Just over a month ago, on a Saturday morning, I woke up extra early. My boyfriend and I had friends visiting from out of town and I needed to make sure I had at least an hour before anyone woke up. Careful to be quiet and as inconspicuous as possible, I slipped my book off the bedside table, propped up my pillow and read the last fifty pages of Will Schwalbe’s The End of Your Life Book Club. I closed the cover with tears of both sadness and happiness running down my cheeks. From the moment I opened this book on the streetcar to work one morning, to that moment laying in bed, tenderly holding the book and crying, I knew that this was something magical. I was touched. And not just slightly.
The End of Your Life Book Club is the story of the author, Will Schwalbe and his mother, Mary Anne, and the time they spend together during her chemotherapy treatments. Sadness looms in hospital treatment rooms. Despite the kind nurses, the cheery decor, and even the family or friends who sit with the patients, there is still an air of forewarning and a touch of terror that flows into the veins along with the concoction of medicine. Will and Mary Anne’s solultion for the hours spend in such a room, was to talk about books. Both Will and his mother held books in extremely high regard and often shared similar tastes. Though an obvious means of passing the time, their two person book club became so much more than that. With the over one hundred books mentioned in this novel, Will and his mother found a way to discuss the dialogue of their lives without directly addressing issues that often seemed too morbid or tragic to be verbally expressed. The book club taught this mother and son more than just to appreciate some phenomenal literary works; it taught them about each other.
Will’s words carved into me in the most astonishing way; because of their elegance and their power, and because I had felt this way myself. Cancer has invaded the lives of most people in one way or another, and this book speaks to both those suffering from the disease, and their loved ones who feel helpless to do anything to help. Will’s love for his mother is tremendous and by the end of the book, I felt like I knew them personally. I felt like part of the book club.

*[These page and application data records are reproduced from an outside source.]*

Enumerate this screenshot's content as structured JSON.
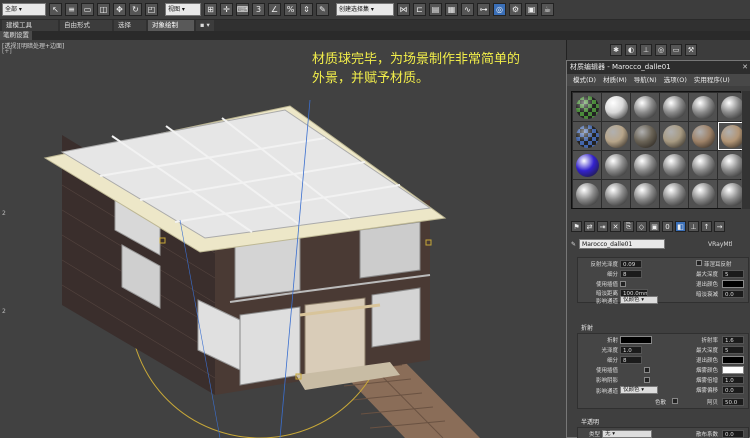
{
  "toolbar": {
    "selection_filter": "全部",
    "view_select": "视图",
    "named_set": "创建选择集",
    "icons": [
      "undo-icon",
      "redo-icon",
      "link-icon",
      "unlink-icon",
      "bind-icon",
      "select-icon",
      "select-name-icon",
      "rect-select-icon",
      "window-icon",
      "move-icon",
      "rotate-icon",
      "scale-icon",
      "snap-icon",
      "angle-snap-icon",
      "percent-snap-icon",
      "spinner-snap-icon",
      "mirror-icon",
      "align-icon",
      "layer-icon",
      "graph-icon",
      "material-editor-icon",
      "render-setup-icon",
      "render-frame-icon",
      "render-icon"
    ]
  },
  "ribbon": {
    "tabs": [
      "建模工具",
      "自由形式",
      "选择",
      "对象绘制"
    ],
    "dot_menu": "▪ ▾",
    "subtab": "笔刷设置"
  },
  "viewport": {
    "label": "[透视][明暗处理+边面]",
    "side_labels": [
      "[+] ",
      "2 ",
      "2 "
    ],
    "annotation_line1": "材质球完毕，为场景制作非常简单的",
    "annotation_line2": "外景，并赋予材质。"
  },
  "command_panel": {
    "icons": [
      "create-icon",
      "modify-icon",
      "hierarchy-icon",
      "motion-icon",
      "display-icon",
      "utilities-icon"
    ]
  },
  "material_editor": {
    "title": "材质编辑器 - Marocco_dalle01",
    "menu": [
      "模式(D)",
      "材质(M)",
      "导航(N)",
      "选项(O)",
      "实用程序(U)"
    ],
    "material_name": "Marocco_dalle01",
    "material_type": "VRayMtl",
    "slots": [
      {
        "type": "checker",
        "color": "#4a8a3a"
      },
      {
        "type": "plain",
        "color": "#d8d8d8"
      },
      {
        "type": "plain",
        "color": "#8a8a8a"
      },
      {
        "type": "plain",
        "color": "#8a8a8a"
      },
      {
        "type": "plain",
        "color": "#8a8a8a"
      },
      {
        "type": "plain",
        "color": "#8a8a8a"
      },
      {
        "type": "checker",
        "color": "#4466aa"
      },
      {
        "type": "stone",
        "color": "#b7a58a"
      },
      {
        "type": "stone",
        "color": "#6a6356"
      },
      {
        "type": "stone",
        "color": "#a79a82"
      },
      {
        "type": "stone",
        "color": "#9e8268"
      },
      {
        "type": "selected",
        "color": "#b29575"
      },
      {
        "type": "plain",
        "color": "#3322cc"
      },
      {
        "type": "plain",
        "color": "#8a8a8a"
      },
      {
        "type": "plain",
        "color": "#8a8a8a"
      },
      {
        "type": "plain",
        "color": "#8a8a8a"
      },
      {
        "type": "plain",
        "color": "#8a8a8a"
      },
      {
        "type": "plain",
        "color": "#8a8a8a"
      },
      {
        "type": "plain",
        "color": "#8a8a8a"
      },
      {
        "type": "plain",
        "color": "#8a8a8a"
      },
      {
        "type": "plain",
        "color": "#8a8a8a"
      },
      {
        "type": "plain",
        "color": "#8a8a8a"
      },
      {
        "type": "plain",
        "color": "#8a8a8a"
      },
      {
        "type": "plain",
        "color": "#8a8a8a"
      }
    ],
    "reflection": {
      "gloss_label": "反射光泽度",
      "gloss_value": "0.09",
      "subdivs_label": "细分",
      "subdivs_value": "8",
      "use_interp_label": "使用插值",
      "dim_dist_label": "暗淡距离",
      "dim_dist_value": "100.0mm",
      "affect_channels_label": "影响通道",
      "affect_channels_value": "仅颜色",
      "fresnel_label": "菲涅耳反射",
      "max_depth_label": "最大深度",
      "max_depth_value": "5",
      "exit_color_label": "退出颜色",
      "dim_falloff_label": "暗淡衰减",
      "dim_falloff_value": "0.0"
    },
    "refraction": {
      "section_title": "折射",
      "refract_label": "折射",
      "gloss_label": "光泽度",
      "gloss_value": "1.0",
      "subdivs_label": "细分",
      "subdivs_value": "8",
      "use_interp_label": "使用插值",
      "affect_shadows_label": "影响阴影",
      "affect_channels_label": "影响通道",
      "affect_channels_value": "仅颜色",
      "dispersion_label": "色散",
      "ior_label": "折射率",
      "ior_value": "1.6",
      "max_depth_label": "最大深度",
      "max_depth_value": "5",
      "exit_color_label": "退出颜色",
      "fog_color_label": "烟雾颜色",
      "fog_mult_label": "烟雾倍增",
      "fog_mult_value": "1.0",
      "fog_bias_label": "烟雾偏移",
      "fog_bias_value": "0.0",
      "abbe_label": "阿贝",
      "abbe_value": "50.0"
    },
    "translucency": {
      "section_title": "半透明",
      "type_label": "类型",
      "type_value": "无",
      "scatter_label": "散布系数",
      "scatter_value": "0.0"
    }
  }
}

This book is one of those stories that linger on your mind, and instill itself permanently into your heart. Yes, you will cry. But you will also love every moment.
Though this review clearly shows how much I adored the book, the blurb I wrote for the Indigo Spotlight blog post is the perfect expression of how I feel. Check it out along with my colleagues blurbs here.
Also, Will is perhaps one of the nicest people I have ever met via Twitter. If you read the book and love it, let him know!